Anonymous said...

Abby, I had a similar experience with a pocket screwdriver I carry on my keychain. TSA wanted to take it away and said the I could dismantle the plane with it!!! LMAO!! My dad gave me that when I was a kid and since my dad is dead, it's really special to me! One of the TSA guys finally said it was ok.

I just got in on this court thing... How could this kid get away with not paying for the work done? It makes no Sense especially if you have the documentation. If I were you I would give him back a bucket of parts he paid for and tell him to put it together himself! He doesn't know s#!+ anyway and you'd have the last laugh. Gues the good part is that you learned never get screwed over again.

CycleFeind Bob

Anonymous said...

Ahhh…. Thanks for the update:)

Well it sounds like court went alright then. If you didn't get every thing that was invoiced I pray you didn't give that little shit the bike back running?

If I where you I would have had it accidentally found a nail in the tire or something.

Anyways keep us all posted on your journeys. Love reading about you and Joe 13.

Abby said...

When I say that we gave him what he paid for, that's what he got. Although it was extra work, he got his bike and a box of parts. He kept saying that he wanted his bike back running, like it was on whatever day he saw it running. We were like, yeah right. You'll get what you paid for.

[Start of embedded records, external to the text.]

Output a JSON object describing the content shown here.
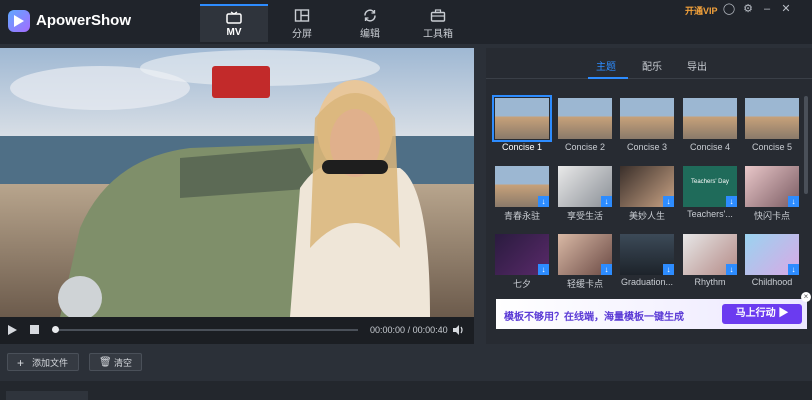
{
  "app": {
    "name": "ApowerShow"
  },
  "nav": {
    "tabs": [
      {
        "label": "MV",
        "icon": "tv-icon"
      },
      {
        "label": "分屏",
        "icon": "split-screen-icon"
      },
      {
        "label": "编辑",
        "icon": "refresh-edit-icon"
      },
      {
        "label": "工具箱",
        "icon": "toolbox-icon"
      }
    ]
  },
  "window": {
    "vip_label": "开通VIP",
    "controls": [
      "user-icon",
      "settings-icon",
      "minimize-icon",
      "close-icon"
    ]
  },
  "player": {
    "time_current": "00:00:00",
    "time_separator": "/",
    "time_total": "00:00:40",
    "progress": 0.0
  },
  "panel": {
    "subtabs": [
      "主题",
      "配乐",
      "导出"
    ],
    "themes": [
      {
        "label": "Concise 1",
        "selected": true
      },
      {
        "label": "Concise 2"
      },
      {
        "label": "Concise 3"
      },
      {
        "label": "Concise 4"
      },
      {
        "label": "Concise 5"
      },
      {
        "label": "青春永驻"
      },
      {
        "label": "享受生活"
      },
      {
        "label": "美妙人生"
      },
      {
        "label": "Teachers'..."
      },
      {
        "label": "快闪卡点"
      },
      {
        "label": "七夕"
      },
      {
        "label": "轻缓卡点"
      },
      {
        "label": "Graduation..."
      },
      {
        "label": "Rhythm"
      },
      {
        "label": "Childhood"
      }
    ],
    "thumb_text": {
      "teachers": "Teachers' Day"
    },
    "banner": {
      "text": "模板不够用？在线端，海量模板一键生成",
      "button": "马上行动 ▶"
    }
  },
  "bottom": {
    "add_file": "添加文件",
    "clear": "清空"
  },
  "colors": {
    "accent": "#2d8cff",
    "vip": "#f3a23b",
    "bg": "#2b3038"
  }
}
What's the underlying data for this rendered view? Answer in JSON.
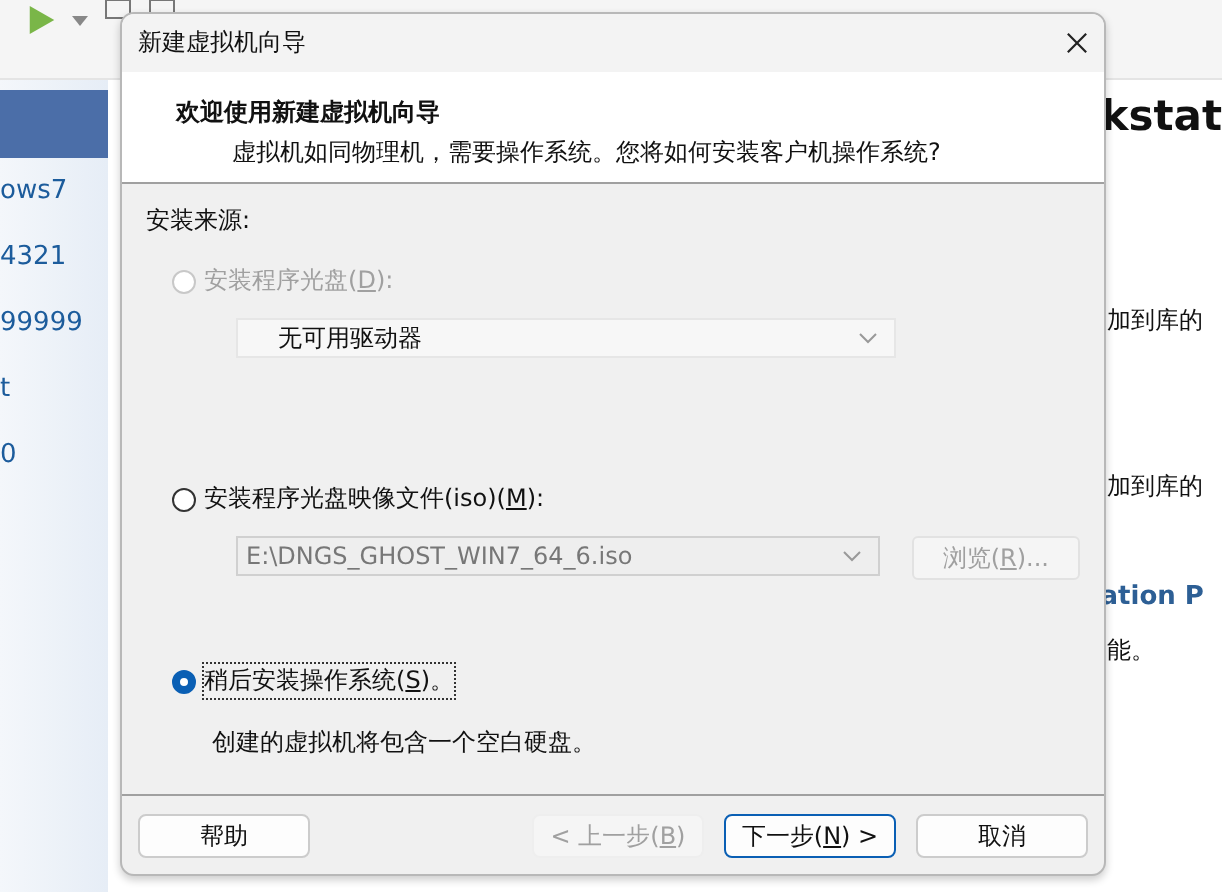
{
  "background": {
    "sidebar_items": [
      {
        "label": "ows7"
      },
      {
        "label": "4321"
      },
      {
        "label": "99999"
      },
      {
        "label": "t"
      },
      {
        "label": "0"
      }
    ],
    "content": [
      {
        "kind": "title",
        "text": "kstat"
      },
      {
        "kind": "body",
        "text": "加到库的"
      },
      {
        "kind": "body",
        "text": "加到库的"
      },
      {
        "kind": "heading",
        "text": "ation P"
      },
      {
        "kind": "body",
        "text": "能。"
      }
    ]
  },
  "dialog": {
    "title": "新建虚拟机向导",
    "heading": "欢迎使用新建虚拟机向导",
    "subtitle": "虚拟机如同物理机，需要操作系统。您将如何安装客户机操作系统?",
    "section_label": "安装来源:",
    "options": [
      {
        "text_before": "安装程序光盘(",
        "access_key": "D",
        "text_after": "):",
        "selected": false,
        "disabled": true,
        "combo": {
          "value": "无可用驱动器",
          "disabled": true
        }
      },
      {
        "text_before": "安装程序光盘映像文件(iso)(",
        "access_key": "M",
        "text_after": "):",
        "selected": false,
        "disabled": false,
        "combo": {
          "value": "E:\\DNGS_GHOST_WIN7_64_6.iso",
          "disabled": true
        },
        "button": {
          "text_before": "浏览(",
          "access_key": "R",
          "text_after": ")...",
          "disabled": true
        }
      },
      {
        "text_before": "稍后安装操作系统(",
        "access_key": "S",
        "text_after": ")。",
        "selected": true,
        "disabled": false,
        "note": "创建的虚拟机将包含一个空白硬盘。"
      }
    ],
    "buttons": [
      {
        "kind": "left",
        "text_before": "帮助",
        "disabled": false,
        "default": false
      },
      {
        "kind": "right",
        "text_before": "< 上一步(",
        "access_key": "B",
        "text_after": ")",
        "disabled": true,
        "default": false
      },
      {
        "kind": "right",
        "text_before": "下一步(",
        "access_key": "N",
        "text_after": ") >",
        "disabled": false,
        "default": true
      },
      {
        "kind": "right",
        "text_before": "取消",
        "disabled": false,
        "default": false
      }
    ]
  }
}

The satisfaction was that the judge ordered him to pay the highest amount he'd offered at one time in an e-mail, which really covered more than the word he'd "authorized." We got some satisfaction out of it.

When we were leaving court, he was being all smug thinking he was getting his bike back running for half what the invoice was for. I told him that every time he got on that bike, he could think about how he screwed a small business man to get it. My guess is he won't ave a lot of fun on it.

Thanks for the well wishes. Not sure how many more Joe13 stories there will be. We've taken a step back but are still hanging out a bit. It goes back to the whole reason I was doing this in the first place; I have a love-hate relationship with relationships. LOL I'm trying to get past some ancient horrors, but I think I'm a better person on my own.